7 How Do You Set It Up?  Your business model changes in terms of the timing of your capital elements. The goal is to close the syndicate financing ahead of the construction mortgage financing. This may allow you to reduce your capital investment and/or use syndicate funds as at-risk capital to complete the capital financing cycle.  The due diligence is, more or less, the same. You have to meet the tests of the retail market (not the institutional market) – so you have to substantiate the material representations of the transaction just like you would in a securities offering. Incomplete documentation means failure and you lose.  You have to have a crackerjack project team. The retail market will not “buy a pig in a poke”. A complete team makes for a complete transaction.  Once the due diligence is done, the deal is structured in terms of the capital financing and the business deal to be offered to the retail buyers.

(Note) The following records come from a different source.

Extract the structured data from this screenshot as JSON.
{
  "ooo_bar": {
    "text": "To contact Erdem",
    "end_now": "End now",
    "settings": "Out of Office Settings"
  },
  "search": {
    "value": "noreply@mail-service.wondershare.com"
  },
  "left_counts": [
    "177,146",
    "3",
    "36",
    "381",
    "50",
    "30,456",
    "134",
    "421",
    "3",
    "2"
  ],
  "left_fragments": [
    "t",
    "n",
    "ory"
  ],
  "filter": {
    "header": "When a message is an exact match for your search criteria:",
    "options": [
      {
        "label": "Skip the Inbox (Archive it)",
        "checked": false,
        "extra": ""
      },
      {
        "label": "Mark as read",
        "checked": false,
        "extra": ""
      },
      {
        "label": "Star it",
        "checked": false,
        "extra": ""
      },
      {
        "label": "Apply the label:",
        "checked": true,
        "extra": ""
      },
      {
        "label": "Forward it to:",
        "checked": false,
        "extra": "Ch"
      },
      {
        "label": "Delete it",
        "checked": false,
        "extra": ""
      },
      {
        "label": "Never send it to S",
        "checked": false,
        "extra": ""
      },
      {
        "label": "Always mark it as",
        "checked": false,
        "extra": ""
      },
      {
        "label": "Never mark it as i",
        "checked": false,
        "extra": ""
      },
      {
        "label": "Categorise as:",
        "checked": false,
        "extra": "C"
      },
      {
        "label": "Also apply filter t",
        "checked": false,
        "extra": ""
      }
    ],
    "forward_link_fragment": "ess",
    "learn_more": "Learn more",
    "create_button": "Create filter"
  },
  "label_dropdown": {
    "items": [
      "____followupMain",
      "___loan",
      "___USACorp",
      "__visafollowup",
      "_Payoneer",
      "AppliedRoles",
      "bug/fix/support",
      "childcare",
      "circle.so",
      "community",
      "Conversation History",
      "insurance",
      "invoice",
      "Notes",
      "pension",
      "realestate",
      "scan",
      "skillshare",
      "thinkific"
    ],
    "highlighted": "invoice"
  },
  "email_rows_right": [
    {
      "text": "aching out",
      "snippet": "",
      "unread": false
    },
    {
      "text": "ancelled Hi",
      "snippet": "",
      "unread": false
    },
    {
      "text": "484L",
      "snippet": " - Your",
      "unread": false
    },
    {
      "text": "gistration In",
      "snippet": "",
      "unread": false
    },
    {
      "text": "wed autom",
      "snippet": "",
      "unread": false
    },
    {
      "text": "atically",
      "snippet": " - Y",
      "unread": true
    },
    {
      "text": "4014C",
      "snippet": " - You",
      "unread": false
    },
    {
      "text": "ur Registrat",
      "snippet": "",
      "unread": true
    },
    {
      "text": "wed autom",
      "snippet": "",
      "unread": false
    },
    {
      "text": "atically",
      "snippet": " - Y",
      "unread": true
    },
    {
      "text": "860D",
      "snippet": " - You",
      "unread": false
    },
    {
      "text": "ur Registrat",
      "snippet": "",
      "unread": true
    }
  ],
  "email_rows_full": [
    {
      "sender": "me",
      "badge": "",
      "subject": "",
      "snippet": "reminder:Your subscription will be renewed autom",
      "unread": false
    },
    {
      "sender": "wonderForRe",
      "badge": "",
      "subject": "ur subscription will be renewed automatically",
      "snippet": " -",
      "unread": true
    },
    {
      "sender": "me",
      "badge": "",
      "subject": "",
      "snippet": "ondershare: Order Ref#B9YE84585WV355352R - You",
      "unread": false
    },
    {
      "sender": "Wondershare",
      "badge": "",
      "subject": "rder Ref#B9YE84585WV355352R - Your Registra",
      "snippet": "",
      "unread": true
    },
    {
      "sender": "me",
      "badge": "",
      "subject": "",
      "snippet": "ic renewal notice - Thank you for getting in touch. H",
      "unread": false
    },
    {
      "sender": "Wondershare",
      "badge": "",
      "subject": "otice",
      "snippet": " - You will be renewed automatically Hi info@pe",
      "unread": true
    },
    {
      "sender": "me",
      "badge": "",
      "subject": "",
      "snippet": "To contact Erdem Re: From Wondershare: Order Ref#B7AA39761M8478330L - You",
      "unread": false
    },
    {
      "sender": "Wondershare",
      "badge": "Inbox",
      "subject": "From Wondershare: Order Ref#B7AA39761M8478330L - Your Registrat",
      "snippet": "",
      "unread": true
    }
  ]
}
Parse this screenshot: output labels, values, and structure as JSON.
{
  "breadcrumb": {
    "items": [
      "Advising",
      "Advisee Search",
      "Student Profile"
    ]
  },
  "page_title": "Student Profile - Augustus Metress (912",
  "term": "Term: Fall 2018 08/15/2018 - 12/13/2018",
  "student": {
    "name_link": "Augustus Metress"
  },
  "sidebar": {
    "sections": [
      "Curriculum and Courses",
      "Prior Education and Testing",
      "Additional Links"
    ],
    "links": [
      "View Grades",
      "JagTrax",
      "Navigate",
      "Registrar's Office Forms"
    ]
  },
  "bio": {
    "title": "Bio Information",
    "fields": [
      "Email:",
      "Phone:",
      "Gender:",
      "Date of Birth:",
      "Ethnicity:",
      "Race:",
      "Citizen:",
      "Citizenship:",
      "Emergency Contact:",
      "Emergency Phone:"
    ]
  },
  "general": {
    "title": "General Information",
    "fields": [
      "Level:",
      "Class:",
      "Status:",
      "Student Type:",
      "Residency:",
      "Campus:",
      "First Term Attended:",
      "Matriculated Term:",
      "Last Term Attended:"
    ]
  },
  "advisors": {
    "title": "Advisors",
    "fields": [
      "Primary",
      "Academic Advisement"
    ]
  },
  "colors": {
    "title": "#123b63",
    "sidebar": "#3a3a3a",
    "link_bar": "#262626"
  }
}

You can do this yourself or have Rainmaker create the transaction structure using proTIC. Now you are ready to move into the actual syndication sales process itself.

8 The Syndication Sales Process…  You are using regional/national advertising.  You will do this on a concentrated basis for a period of one week  This mass marketing approach will meet the sales psychology requirements of the retail market. Example: You have a project in Texas with a $30 million budget and you decide to use the fractional real estate sales syndication method to raise approximately 1/3 rd of it on a self-administered basis. We may recommend a one-week blitz in the Wall Street Journal for the Southwest edition in conjunction with syndicated radio. The blitz will reach a base of 700,000 subscribers. The expected response rate would be 0.50% - or 3,500 respondents. Closing only 5% of respondents would generate 175 contracts. To sell-out $10 million in fractional real property interests you will need approximately 30 to 50 contracts, so for every contract you accept there would be the expectation that you would have 3 to 5 contracts you would turn away (and contact for your next opportunity). The expected pre-closing costs would be in the range of $350,000 to $500,000.

9 Expected Results…  A typical syndication requires approximately 21 days to schedule and close. Fast enough?  A typical syndication will have approximately $350,000 to $500,000 in advance costs – whether you are selling $150 of real estate or $15 million in real estate.  Retail syndications sell on “herd mentality” psychology – the public participates because the yield is good (greed reflex), the security is outstanding (fear of loss reflex) and the business deal is easy to understand (simplicity reflex).  A good deal, with a good project team, complete due diligence and a strong transaction structure would have a very high expectation of success, but; ALL TRANSACTIONS ARE DIFFERENT AND THERE ARE NO GUARANTEES. Like everything else, you pay your money and take your chances. What worked for someone else has no bearing on your deal. Every deal stands alone.

10 Where Do You Go From Here? Contact Rainmaker Marketing Corporation… On the World Wide Web: At our corporate offices in Houston: Via


Download ppt "Commercial Real Estate Development Finance Series."

Similar presentations


Ads by Google